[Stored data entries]
-.-.-
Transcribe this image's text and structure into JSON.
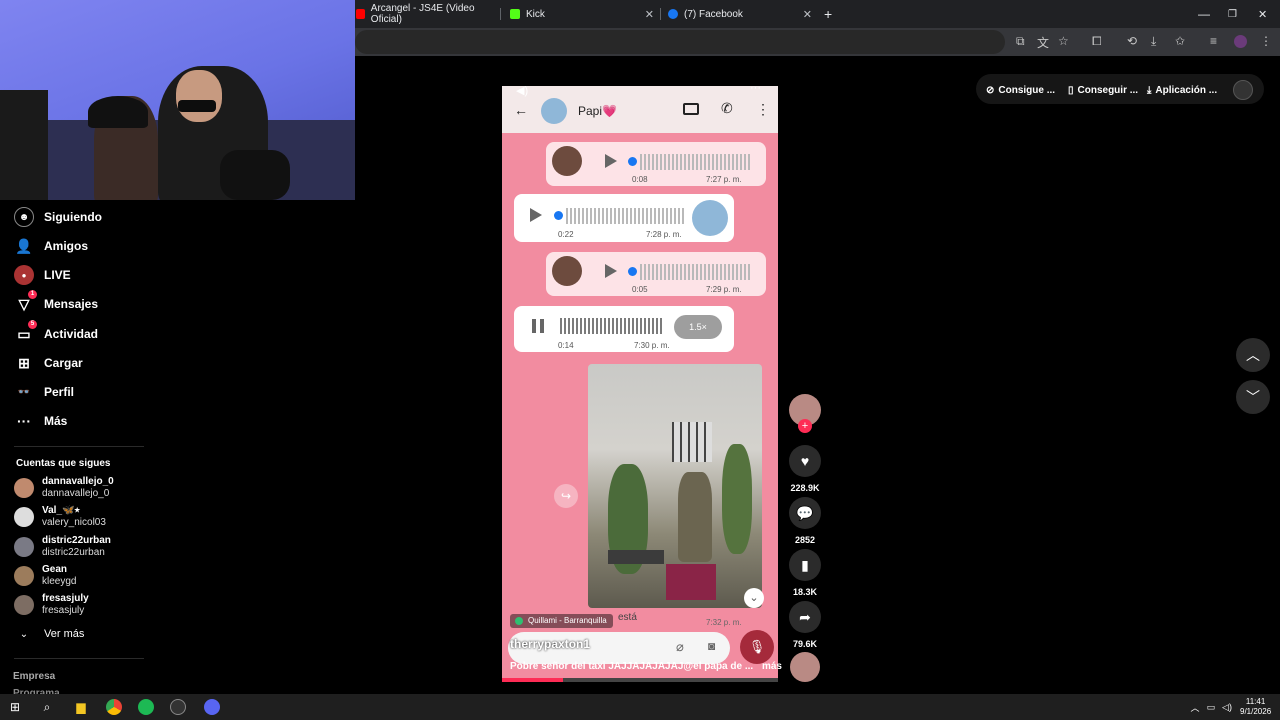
{
  "browser": {
    "tabs": [
      {
        "title": "Arcangel - JS4E (Video Oficial)",
        "favicon_color": "#ff0000"
      },
      {
        "title": "Kick",
        "favicon_color": "#53fc18"
      },
      {
        "title": "(7) Facebook",
        "favicon_color": "#1877f2"
      }
    ],
    "new_tab": "+",
    "close_glyph": "✕"
  },
  "sidebar": {
    "items": [
      {
        "label": "Siguiendo",
        "icon": "following-icon"
      },
      {
        "label": "Amigos",
        "icon": "friends-icon"
      },
      {
        "label": "LIVE",
        "icon": "live-icon"
      },
      {
        "label": "Mensajes",
        "icon": "messages-icon",
        "badge": "1"
      },
      {
        "label": "Actividad",
        "icon": "activity-icon",
        "badge": "5"
      },
      {
        "label": "Cargar",
        "icon": "upload-icon"
      },
      {
        "label": "Perfil",
        "icon": "profile-icon"
      },
      {
        "label": "Más",
        "icon": "more-icon"
      }
    ],
    "following_title": "Cuentas que sigues",
    "following": [
      {
        "name": "dannavallejo_0",
        "handle": "dannavallejo_0"
      },
      {
        "name": "Val_🦋⭑",
        "handle": "valery_nicol03"
      },
      {
        "name": "distric22urban",
        "handle": "distric22urban"
      },
      {
        "name": "Gean",
        "handle": "kleeygd"
      },
      {
        "name": "fresasjuly",
        "handle": "fresasjuly"
      }
    ],
    "see_more": "Ver más",
    "footer_1": "Empresa",
    "footer_2": "Programa"
  },
  "top_pills": [
    {
      "label": "Consigue ...",
      "icon": "coin-icon"
    },
    {
      "label": "Conseguir ...",
      "icon": "phone-icon"
    },
    {
      "label": "Aplicación ...",
      "icon": "download-icon"
    }
  ],
  "video": {
    "chat_name": "Papi💗",
    "messages": [
      {
        "duration": "0:08",
        "time": "7:27 p. m."
      },
      {
        "duration": "0:22",
        "time": "7:28 p. m."
      },
      {
        "duration": "0:05",
        "time": "7:29 p. m."
      },
      {
        "duration": "0:14",
        "time": "7:30 p. m.",
        "speed": "1.5×"
      }
    ],
    "photo_caption": "está",
    "photo_time": "7:32 p. m.",
    "location": "Quillami - Barranquilla",
    "username": "therrypaxton1",
    "description": "Pobre señor del taxi JAJJAJAJAJAJ@el papa de ...",
    "more": "más"
  },
  "actions": [
    {
      "icon": "heart-icon",
      "count": "228.9K"
    },
    {
      "icon": "comment-icon",
      "count": "2852"
    },
    {
      "icon": "bookmark-icon",
      "count": "18.3K"
    },
    {
      "icon": "share-icon",
      "count": "79.6K"
    }
  ],
  "taskbar": {
    "time": "11:41",
    "date": "9/1/2026"
  },
  "colors": {
    "accent": "#fe2c55",
    "whatsapp_blue": "#1877f2",
    "video_bg": "#f28ca0"
  }
}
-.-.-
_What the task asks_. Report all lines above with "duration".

_Reply_.
        "duration": "0:08",
        "duration": "0:22",
        "duration": "0:05",
        "duration": "0:14",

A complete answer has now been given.